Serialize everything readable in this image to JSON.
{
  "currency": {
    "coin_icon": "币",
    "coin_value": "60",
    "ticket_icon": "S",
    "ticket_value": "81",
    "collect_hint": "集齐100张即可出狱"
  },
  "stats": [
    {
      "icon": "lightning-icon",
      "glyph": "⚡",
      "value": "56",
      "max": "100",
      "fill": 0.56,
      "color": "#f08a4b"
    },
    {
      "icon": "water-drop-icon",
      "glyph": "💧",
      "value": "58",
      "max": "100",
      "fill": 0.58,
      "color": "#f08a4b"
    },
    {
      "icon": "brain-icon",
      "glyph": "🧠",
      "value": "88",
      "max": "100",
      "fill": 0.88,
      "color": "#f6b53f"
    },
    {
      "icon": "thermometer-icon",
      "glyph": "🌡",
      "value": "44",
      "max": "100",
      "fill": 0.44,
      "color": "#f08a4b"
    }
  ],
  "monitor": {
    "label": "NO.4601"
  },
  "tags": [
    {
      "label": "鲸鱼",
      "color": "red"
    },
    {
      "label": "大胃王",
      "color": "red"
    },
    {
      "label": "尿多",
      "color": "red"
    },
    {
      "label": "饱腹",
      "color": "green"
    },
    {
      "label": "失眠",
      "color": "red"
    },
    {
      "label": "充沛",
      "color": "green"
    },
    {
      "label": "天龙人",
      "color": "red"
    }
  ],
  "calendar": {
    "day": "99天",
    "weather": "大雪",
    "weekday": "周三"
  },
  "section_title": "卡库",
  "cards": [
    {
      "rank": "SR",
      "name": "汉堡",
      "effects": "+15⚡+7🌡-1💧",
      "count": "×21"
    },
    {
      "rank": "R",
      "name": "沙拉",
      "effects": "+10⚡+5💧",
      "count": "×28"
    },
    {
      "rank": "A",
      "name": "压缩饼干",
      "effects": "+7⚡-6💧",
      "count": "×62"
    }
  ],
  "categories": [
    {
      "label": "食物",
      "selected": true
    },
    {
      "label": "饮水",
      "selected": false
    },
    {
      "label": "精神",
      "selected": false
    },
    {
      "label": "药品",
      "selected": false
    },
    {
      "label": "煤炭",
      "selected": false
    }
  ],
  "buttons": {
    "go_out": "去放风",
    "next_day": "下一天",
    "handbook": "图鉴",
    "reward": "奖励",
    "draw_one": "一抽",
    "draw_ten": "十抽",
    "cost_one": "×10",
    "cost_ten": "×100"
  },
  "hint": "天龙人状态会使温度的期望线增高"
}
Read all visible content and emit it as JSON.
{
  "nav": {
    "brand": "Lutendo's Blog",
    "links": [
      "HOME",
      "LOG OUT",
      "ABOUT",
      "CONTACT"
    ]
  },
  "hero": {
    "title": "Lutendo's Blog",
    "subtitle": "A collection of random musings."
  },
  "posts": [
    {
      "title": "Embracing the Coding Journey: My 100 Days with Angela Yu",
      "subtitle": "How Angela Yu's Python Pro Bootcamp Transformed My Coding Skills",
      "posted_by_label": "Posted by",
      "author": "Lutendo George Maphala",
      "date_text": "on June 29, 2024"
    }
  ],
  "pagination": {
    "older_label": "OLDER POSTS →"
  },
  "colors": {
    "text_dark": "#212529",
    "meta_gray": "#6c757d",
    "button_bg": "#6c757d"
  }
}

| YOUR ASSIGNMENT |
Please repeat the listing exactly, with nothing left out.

| RESULT FOR THIS EXERCISE |
Serialize everything readable in this image to JSON.
{
  "currency": {
    "coin_icon": "币",
    "coin_value": "60",
    "ticket_icon": "S",
    "ticket_value": "81",
    "collect_hint": "集齐100张即可出狱"
  },
  "stats": [
    {
      "icon": "lightning-icon",
      "glyph": "⚡",
      "value": "56",
      "max": "100",
      "fill": 0.56,
      "color": "#f08a4b"
    },
    {
      "icon": "water-drop-icon",
      "glyph": "💧",
      "value": "58",
      "max": "100",
      "fill": 0.58,
      "color": "#f08a4b"
    },
    {
      "icon": "brain-icon",
      "glyph": "🧠",
      "value": "88",
      "max": "100",
      "fill": 0.88,
      "color": "#f6b53f"
    },
    {
      "icon": "thermometer-icon",
      "glyph": "🌡",
      "value": "44",
      "max": "100",
      "fill": 0.44,
      "color": "#f08a4b"
    }
  ],
  "monitor": {
    "label": "NO.4601"
  },
  "tags": [
    {
      "label": "鲸鱼",
      "color": "red"
    },
    {
      "label": "大胃王",
      "color": "red"
    },
    {
      "label": "尿多",
      "color": "red"
    },
    {
      "label": "饱腹",
      "color": "green"
    },
    {
      "label": "失眠",
      "color": "red"
    },
    {
      "label": "充沛",
      "color": "green"
    },
    {
      "label": "天龙人",
      "color": "red"
    }
  ],
  "calendar": {
    "day": "99天",
    "weather": "大雪",
    "weekday": "周三"
  },
  "section_title": "卡库",
  "cards": [
    {
      "rank": "SR",
      "name": "汉堡",
      "effects": "+15⚡+7🌡-1💧",
      "count": "×21"
    },
    {
      "rank": "R",
      "name": "沙拉",
      "effects": "+10⚡+5💧",
      "count": "×28"
    },
    {
      "rank": "A",
      "name": "压缩饼干",
      "effects": "+7⚡-6💧",
      "count": "×62"
    }
  ],
  "categories": [
    {
      "label": "食物",
      "selected": true
    },
    {
      "label": "饮水",
      "selected": false
    },
    {
      "label": "精神",
      "selected": false
    },
    {
      "label": "药品",
      "selected": false
    },
    {
      "label": "煤炭",
      "selected": false
    }
  ],
  "buttons": {
    "go_out": "去放风",
    "next_day": "下一天",
    "handbook": "图鉴",
    "reward": "奖励",
    "draw_one": "一抽",
    "draw_ten": "十抽",
    "cost_one": "×10",
    "cost_ten": "×100"
  },
  "hint": "天龙人状态会使温度的期望线增高"
}
Read all visible content and emit it as JSON.
{
  "nav": {
    "brand": "Lutendo's Blog",
    "links": [
      "HOME",
      "LOG OUT",
      "ABOUT",
      "CONTACT"
    ]
  },
  "hero": {
    "title": "Lutendo's Blog",
    "subtitle": "A collection of random musings."
  },
  "posts": [
    {
      "title": "Embracing the Coding Journey: My 100 Days with Angela Yu",
      "subtitle": "How Angela Yu's Python Pro Bootcamp Transformed My Coding Skills",
      "posted_by_label": "Posted by",
      "author": "Lutendo George Maphala",
      "date_text": "on June 29, 2024"
    }
  ],
  "pagination": {
    "older_label": "OLDER POSTS →"
  },
  "colors": {
    "text_dark": "#212529",
    "meta_gray": "#6c757d",
    "button_bg": "#6c757d"
  }
}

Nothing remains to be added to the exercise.